> Description of the task:
Looking at the data below, report how many lines contain "subtitle", with no other words.

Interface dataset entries
*** Begin section ***

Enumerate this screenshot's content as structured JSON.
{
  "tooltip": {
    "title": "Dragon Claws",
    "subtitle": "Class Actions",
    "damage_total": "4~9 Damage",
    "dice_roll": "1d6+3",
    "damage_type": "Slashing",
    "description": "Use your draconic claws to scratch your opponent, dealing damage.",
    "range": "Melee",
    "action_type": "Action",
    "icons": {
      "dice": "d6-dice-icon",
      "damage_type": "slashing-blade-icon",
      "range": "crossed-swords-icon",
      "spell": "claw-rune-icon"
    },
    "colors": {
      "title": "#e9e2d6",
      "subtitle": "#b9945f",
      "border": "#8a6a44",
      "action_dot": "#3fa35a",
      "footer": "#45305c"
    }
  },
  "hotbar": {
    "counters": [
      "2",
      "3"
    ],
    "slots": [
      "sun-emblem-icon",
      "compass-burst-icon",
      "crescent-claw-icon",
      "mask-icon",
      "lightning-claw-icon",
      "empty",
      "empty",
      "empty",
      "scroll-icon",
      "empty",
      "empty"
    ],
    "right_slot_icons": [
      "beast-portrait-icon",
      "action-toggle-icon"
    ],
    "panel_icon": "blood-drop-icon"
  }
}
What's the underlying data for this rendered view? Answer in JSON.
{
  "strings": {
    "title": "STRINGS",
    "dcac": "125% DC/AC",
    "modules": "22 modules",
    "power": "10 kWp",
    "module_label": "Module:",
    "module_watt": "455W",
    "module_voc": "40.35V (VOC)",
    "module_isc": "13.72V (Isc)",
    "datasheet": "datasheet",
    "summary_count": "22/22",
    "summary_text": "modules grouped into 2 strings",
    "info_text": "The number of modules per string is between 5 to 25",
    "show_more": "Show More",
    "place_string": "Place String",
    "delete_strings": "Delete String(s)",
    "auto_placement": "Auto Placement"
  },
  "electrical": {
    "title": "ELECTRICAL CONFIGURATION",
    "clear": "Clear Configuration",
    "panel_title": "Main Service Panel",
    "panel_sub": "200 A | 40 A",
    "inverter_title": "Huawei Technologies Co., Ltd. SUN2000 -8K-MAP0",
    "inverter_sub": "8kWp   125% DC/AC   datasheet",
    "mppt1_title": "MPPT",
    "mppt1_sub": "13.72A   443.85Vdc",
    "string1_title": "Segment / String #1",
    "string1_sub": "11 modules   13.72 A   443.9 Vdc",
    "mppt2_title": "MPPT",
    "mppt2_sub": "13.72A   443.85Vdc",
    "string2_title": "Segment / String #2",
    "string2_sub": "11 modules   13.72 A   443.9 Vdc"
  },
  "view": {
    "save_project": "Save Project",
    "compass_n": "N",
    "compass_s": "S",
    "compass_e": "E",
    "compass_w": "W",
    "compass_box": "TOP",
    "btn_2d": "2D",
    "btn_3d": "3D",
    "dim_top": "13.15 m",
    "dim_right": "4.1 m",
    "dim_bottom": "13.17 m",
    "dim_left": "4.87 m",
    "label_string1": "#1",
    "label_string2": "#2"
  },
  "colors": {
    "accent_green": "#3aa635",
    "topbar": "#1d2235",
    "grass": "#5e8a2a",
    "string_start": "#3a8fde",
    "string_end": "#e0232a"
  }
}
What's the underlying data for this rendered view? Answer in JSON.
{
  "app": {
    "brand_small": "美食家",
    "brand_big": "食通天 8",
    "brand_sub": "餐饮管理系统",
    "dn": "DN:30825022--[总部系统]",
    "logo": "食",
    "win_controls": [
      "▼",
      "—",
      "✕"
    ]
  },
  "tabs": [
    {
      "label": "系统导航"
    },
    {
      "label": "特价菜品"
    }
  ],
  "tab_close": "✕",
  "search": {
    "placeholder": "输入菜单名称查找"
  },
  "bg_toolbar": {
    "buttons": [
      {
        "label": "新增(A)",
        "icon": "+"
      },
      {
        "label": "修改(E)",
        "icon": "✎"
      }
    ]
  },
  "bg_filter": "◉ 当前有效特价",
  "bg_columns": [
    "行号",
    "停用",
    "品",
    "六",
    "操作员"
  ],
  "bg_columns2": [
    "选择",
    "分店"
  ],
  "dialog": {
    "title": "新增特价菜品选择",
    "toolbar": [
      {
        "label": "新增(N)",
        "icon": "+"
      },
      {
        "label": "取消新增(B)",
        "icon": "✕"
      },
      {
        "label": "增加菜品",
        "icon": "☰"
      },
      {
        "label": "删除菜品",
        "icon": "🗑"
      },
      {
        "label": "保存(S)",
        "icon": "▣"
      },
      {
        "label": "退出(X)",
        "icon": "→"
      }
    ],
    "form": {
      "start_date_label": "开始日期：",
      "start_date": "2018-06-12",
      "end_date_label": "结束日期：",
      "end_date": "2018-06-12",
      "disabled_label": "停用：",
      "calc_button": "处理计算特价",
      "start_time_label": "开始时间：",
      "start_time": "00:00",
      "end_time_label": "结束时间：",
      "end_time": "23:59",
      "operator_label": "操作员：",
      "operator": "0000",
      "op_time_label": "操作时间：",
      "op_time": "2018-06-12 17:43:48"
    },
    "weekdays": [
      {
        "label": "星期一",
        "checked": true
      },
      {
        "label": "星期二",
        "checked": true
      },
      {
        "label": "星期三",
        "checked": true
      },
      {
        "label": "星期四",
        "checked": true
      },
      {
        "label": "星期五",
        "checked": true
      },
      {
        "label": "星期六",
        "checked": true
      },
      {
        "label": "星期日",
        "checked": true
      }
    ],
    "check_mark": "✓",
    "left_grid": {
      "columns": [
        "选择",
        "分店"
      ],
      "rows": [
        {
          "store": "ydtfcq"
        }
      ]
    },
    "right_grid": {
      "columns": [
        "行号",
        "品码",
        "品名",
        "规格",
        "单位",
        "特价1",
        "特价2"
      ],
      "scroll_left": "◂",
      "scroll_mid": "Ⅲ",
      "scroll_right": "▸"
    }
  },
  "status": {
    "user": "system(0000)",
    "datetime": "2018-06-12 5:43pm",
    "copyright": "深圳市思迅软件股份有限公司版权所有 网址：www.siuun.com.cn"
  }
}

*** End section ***

> Exercise output:
2